The (age) limit does not exist!*
Aligning with the lack of an eligibility clock, U SPORTS doesn’t put an age restriction on its competing track and field athletes.
While NCAA DI and DII don’t have any set age limits, both divisions require enrollment within one year of high school graduation.
*The sport of football is home to more stringent age rules than the rest of the association. You cannot be older than 24 years of age when entering your first season as a U SPORTS football student-athlete.
6. High-quality competition
It’s true that the NCAA has long been regarded as the highest level of collegiate competition. As U SPORTS develops, however, the playing field is levelling out. Don’t just take my word for it, check out Canadian Running Magazine’s comparisons from this year’s U SPORTS and NCAA indoor track and field seasons:
U Sports: Jenna Westaway — 2:37:04
NCAA: Danae Rivers — 2:38.58
U Sports: Jenna Westaway — 1:59.87
NCAA: Allie Wilson — 2:02.65
U Sports: Zoe Sherar — 37.79
NCAA: Tamara Clark — 37.01
U Sports: Austin Cole — 32.89
NCAA: Jacory Patterson — 32.49
Men’s 60m hurdles
U Sports: Pierce Lepage — 7.83
NCAA: Grant Holloway — 7.35
Which U SPORTS school is right for you?
Finding the right school for you is about accessing — and understanding — information about academic offerings, athletics (training, facilities, team), geography, and financial conditions at potential universities. It’s about prioritizing this information based on what’s important to you as an individual student-athlete. It’s about making an informed and confident decision.
With Streamline Athletes, you can browse and filter through U SPORTS universities based on what’s important to you. We’ve put all the academic, athletic, geographic, and financial info in one place, so all you have to do is sign in and make it yours.
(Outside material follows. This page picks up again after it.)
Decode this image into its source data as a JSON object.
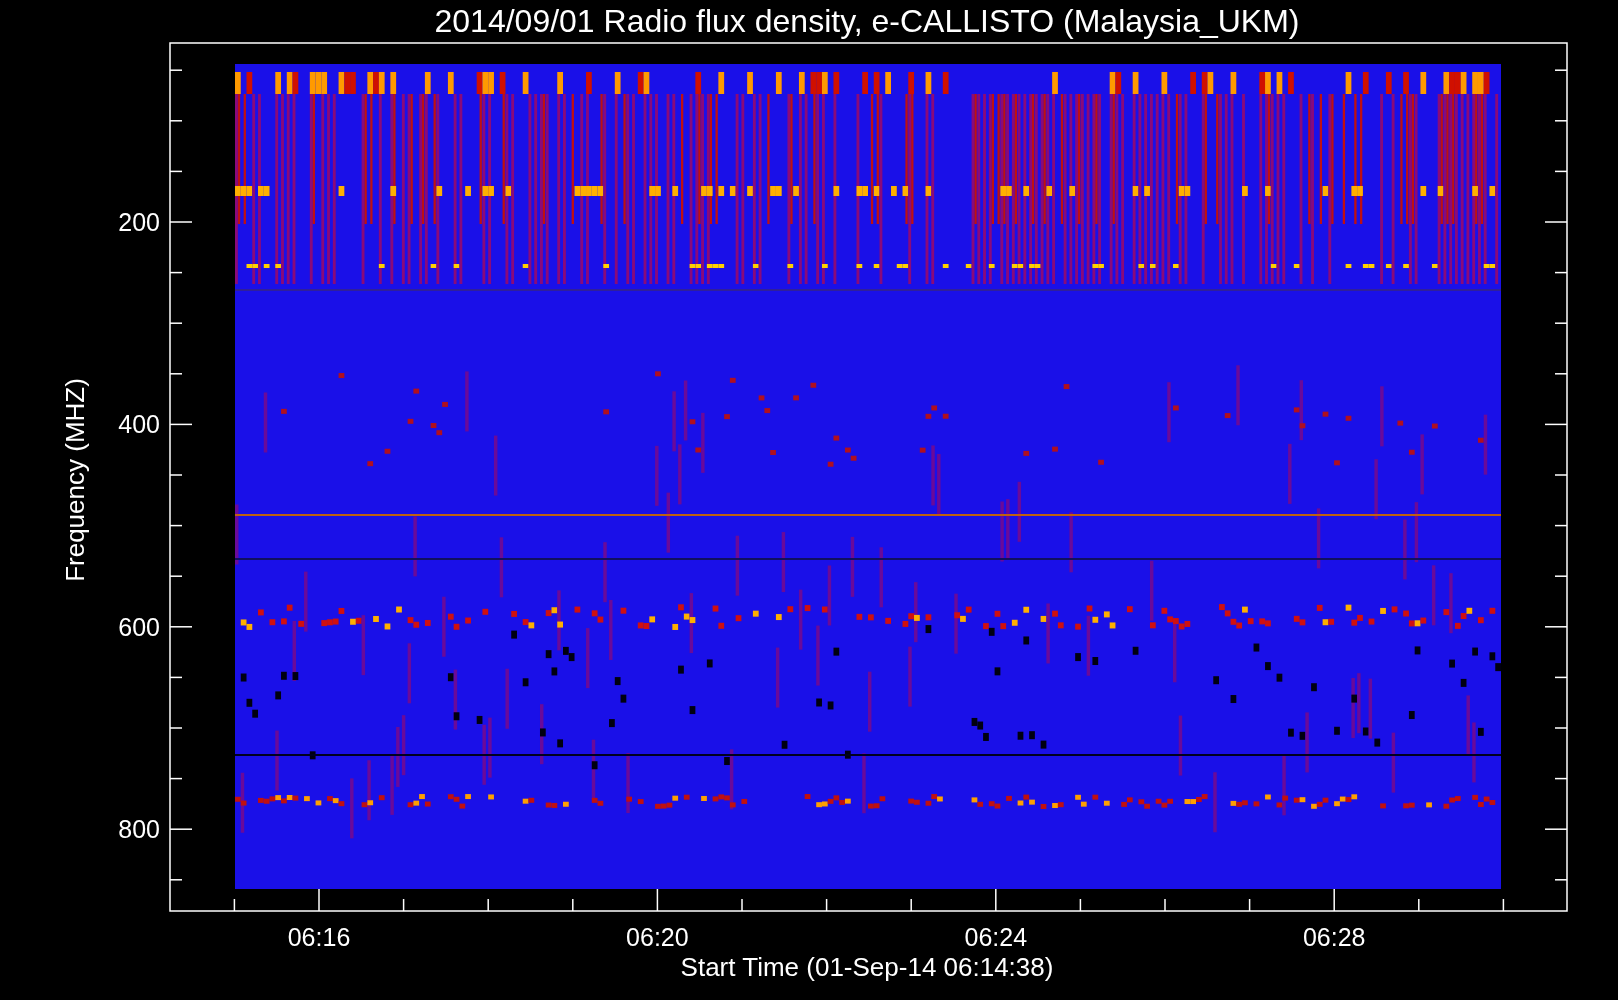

Am I telling the whole story? Comment below or send me an email if you can think of more reasons to consider schooling with U SPORTS that should be on this list.